REUSE Students Sweep Undergrad Research Competition
By Josh Quicksall
Research Experience for Undergraduates in Software Engineering (REUSE) program students Justin Lubin, Paulette Koronkevich, and Serena Chen swept the competition to win top undergraduate honors this November at the ACM SIGPLAN conference on Systems, Programming, Languages and Applications: Software for Humanity (SPLASH).
Lubin, a sophomore at The University of Chicago, took home first prize for his work, “Approximating Polymorphic Effects with Capabilities”. Koronkevich, an Indiana University senior, claimed second placer for her paper, “Obsidian in the Rough: A Case Study Evaluation of a New Blockchain Programming Language”. And Chen, a senior at the Franklin W. Olin College of Engineering, was awarded third place for her paper, “Finding Higher Order Mutants Using Variational Execution”.
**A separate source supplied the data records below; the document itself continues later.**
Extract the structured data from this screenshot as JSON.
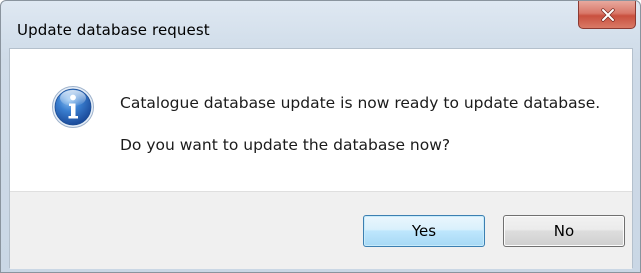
{
  "window": {
    "title": "Update database request",
    "close_icon": "close-icon"
  },
  "message": {
    "icon": "info-icon",
    "line1": "Catalogue database update is now ready to update database.",
    "line2": "Do you want to update the database now?"
  },
  "buttons": {
    "yes_label": "Yes",
    "no_label": "No"
  },
  "colors": {
    "close_button": "#c9503f",
    "default_button_border": "#3c7fb1",
    "info_icon": "#2f6cc0"
  }
}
With support from the National Science Foundation’s Research Experiences for Undergraduates’ program, the REUSE program is geared towards providing undergraduate students from institutions with limited software engineering research opportunities the chance to work on challenging, innovative research projects. Students spend the summer on Carnegie Mellon’s main campus working closely with the Institute for Software Research’s renowned faculty to explore topics ranging from information visualization to self-adaptive system architecture. Capitalizing on the ISR’s tradition in collaborative and cross-disciplinary research, students in the REUSE program have the chance to work with researchers across the School of Computer Science, including Societal Computing, Human Computer Interaction, Robotics, and more.
The ACM SIGPLAN SPLASH conference brings together leading researchers concerned with all aspects of software construction and delivery. It is widely regarded as the premier conference at the intersection of programming languages and software engineering.